The DoD competition would start at the beginning of the budget cycle, with the operational challenge given alongside the usual strategic, planning and fiscal guidance. Over the course of the budget cycle, the services would each work to come up with solutions to the operational challenges posed by the secretary.

During program review, the services would present their solutions to defense leadership. The service or services with the best solution to the secretary’s challenges would then receive the funds to implement them.

To fund this competition, the secretary would have to hold back some resources at the start of the process, effectively giving less to each of the services to begin with. This decision will be extremely unpopular with the services, but it will also ensure that the secretary has easily accessible funding available to him or her at the end of program review with which to ensure that the services are implementing his or her top priorities.

The idea of spurring innovation through competition is not new. The DoD already uses competitions to drive innovative solutions to a wide variety of technical challenges. Take the Defense Advanced Research Projects Agency’s Launch Challenge, which aims to improve resiliency in space by tasking participants to “launch payloads to orbit on extremely short notice.” DARPA will give the team who is able to complete both launches a prize of $10 million to continue their work.

In addition, this past September, the DoD’s Joint Artificial intelligence Center, along with the National Security Innovation Network, hosted a Hackathon at the University of Michigan. Participants came from both academia and the commercial industry to find artificial intelligence-enabled solutions. The hackers were given a specific problem and then tasked with finding a solution. The winners of the Hackathon are rewarded with — surprise — money!

The services like money just as much as the average citizen, and the Department of Defense needs to take this concept and use these persistent and unavoidable interservice rivalries as a force for good. A healthy competition between the services, incentivized by funding, could be the next step toward implementing and addressing the challenges inherent in implementing the National Defense Strategy.

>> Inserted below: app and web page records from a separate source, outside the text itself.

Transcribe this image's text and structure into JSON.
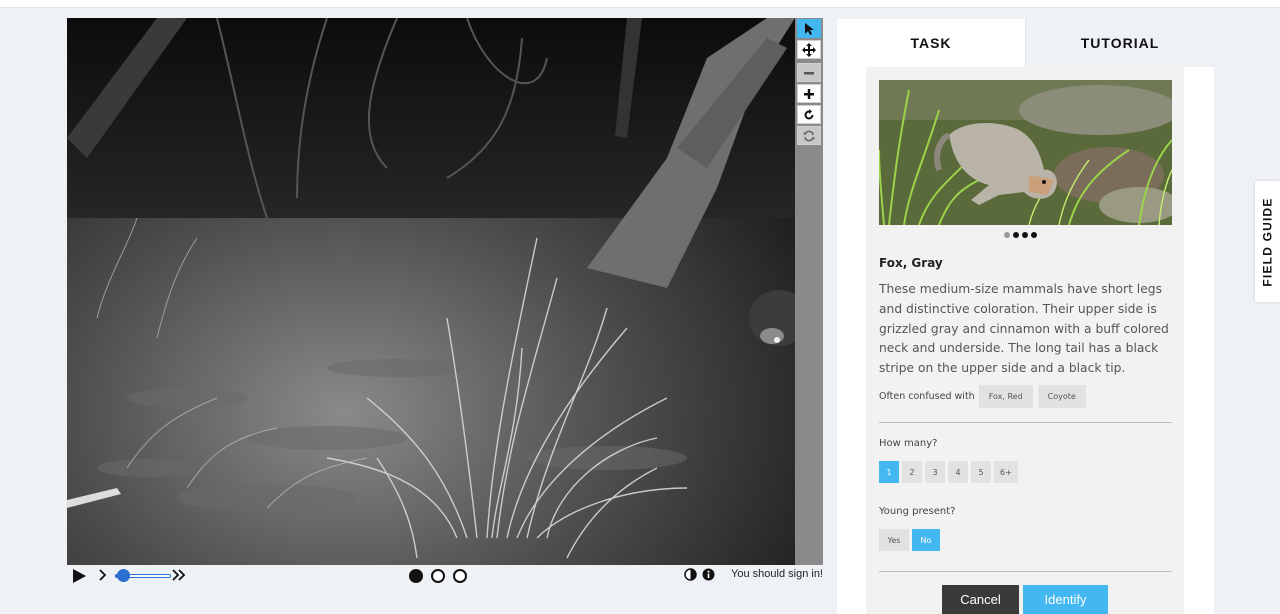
{
  "viewer": {
    "tools": [
      {
        "name": "pointer",
        "icon": "pointer-icon",
        "active": true
      },
      {
        "name": "pan",
        "icon": "move-icon",
        "active": false
      },
      {
        "name": "zoom-out",
        "icon": "minus-icon",
        "active": false
      },
      {
        "name": "zoom-in",
        "icon": "plus-icon",
        "active": false
      },
      {
        "name": "rotate",
        "icon": "rotate-icon",
        "active": false
      },
      {
        "name": "reset",
        "icon": "refresh-icon",
        "active": false
      }
    ],
    "frames": [
      {
        "selected": true
      },
      {
        "selected": false
      },
      {
        "selected": false
      }
    ],
    "signin_text": "You should sign in!"
  },
  "tabs": {
    "task": "TASK",
    "tutorial": "TUTORIAL"
  },
  "species": {
    "name": "Fox, Gray",
    "description": "These medium-size mammals have short legs and distinctive coloration. Their upper side is grizzled gray and cinnamon with a buff colored neck and underside. The long tail has a black stripe on the upper side and a black tip.",
    "confused_label": "Often confused with",
    "confused_with": [
      "Fox, Red",
      "Coyote"
    ],
    "image_count": 4,
    "image_index": 0
  },
  "questions": {
    "how_many": {
      "label": "How many?",
      "options": [
        "1",
        "2",
        "3",
        "4",
        "5",
        "6+"
      ],
      "selected": "1"
    },
    "young": {
      "label": "Young present?",
      "options": [
        "Yes",
        "No"
      ],
      "selected": "No"
    }
  },
  "buttons": {
    "cancel": "Cancel",
    "identify": "Identify"
  },
  "field_guide": "FIELD GUIDE",
  "colors": {
    "accent": "#43b7ef",
    "dark": "#3a3a3a"
  }
}
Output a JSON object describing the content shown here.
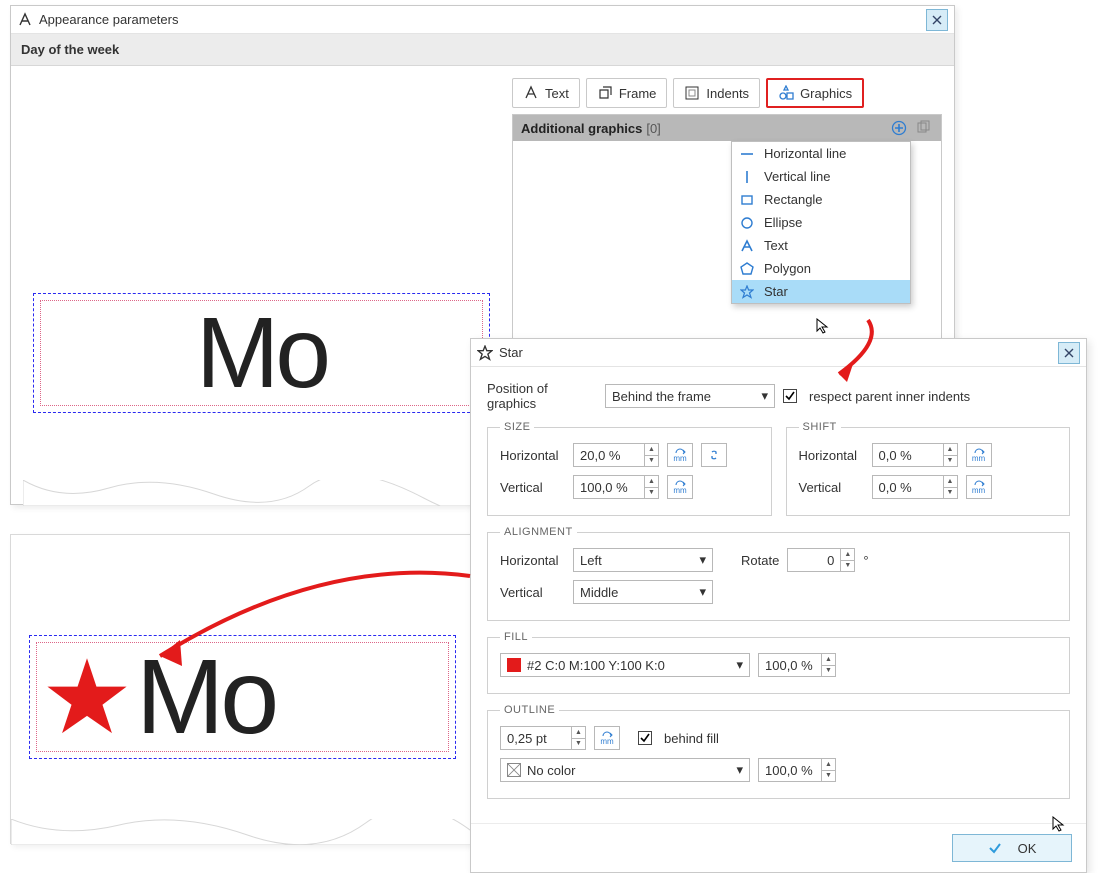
{
  "appWindow": {
    "title": "Appearance parameters",
    "section": "Day of the week",
    "preview_text": "Mo",
    "tabs": {
      "text": "Text",
      "frame": "Frame",
      "indents": "Indents",
      "graphics": "Graphics"
    },
    "panel": {
      "title": "Additional graphics",
      "count": "[0]"
    },
    "menu": {
      "hline": "Horizontal line",
      "vline": "Vertical line",
      "rect": "Rectangle",
      "ellipse": "Ellipse",
      "text": "Text",
      "polygon": "Polygon",
      "star": "Star"
    }
  },
  "starDialog": {
    "title": "Star",
    "position_label": "Position of graphics",
    "position_value": "Behind the frame",
    "respect_label": "respect parent inner indents",
    "size": {
      "legend": "SIZE",
      "h_label": "Horizontal",
      "h_value": "20,0 %",
      "v_label": "Vertical",
      "v_value": "100,0 %",
      "unit": "mm"
    },
    "shift": {
      "legend": "SHIFT",
      "h_label": "Horizontal",
      "h_value": "0,0 %",
      "v_label": "Vertical",
      "v_value": "0,0 %",
      "unit": "mm"
    },
    "align": {
      "legend": "ALIGNMENT",
      "h_label": "Horizontal",
      "h_value": "Left",
      "v_label": "Vertical",
      "v_value": "Middle",
      "rotate_label": "Rotate",
      "rotate_value": "0",
      "rotate_spin_up": "▲",
      "rotate_spin_down": "▼",
      "deg": "°"
    },
    "fill": {
      "legend": "FILL",
      "color_label": "#2 C:0 M:100 Y:100 K:0",
      "color_hex": "#e31b1b",
      "opacity": "100,0 %"
    },
    "outline": {
      "legend": "OUTLINE",
      "weight": "0,25 pt",
      "unit": "mm",
      "behind_label": "behind fill",
      "color_label": "No color",
      "opacity": "100,0 %"
    },
    "ok": "OK"
  },
  "preview2": {
    "text": "Mo"
  },
  "spin": {
    "up": "▲",
    "down": "▼"
  }
}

Susanna V. Blume is a senior fellow and the director of the defense program at the Center for a New American Security. Prior to joining CNAS, she was deputy chief of staff for programs and plans to the 32nd deputy secretary of defense. Molly Parrish is a research assistant with the same program at CNAS.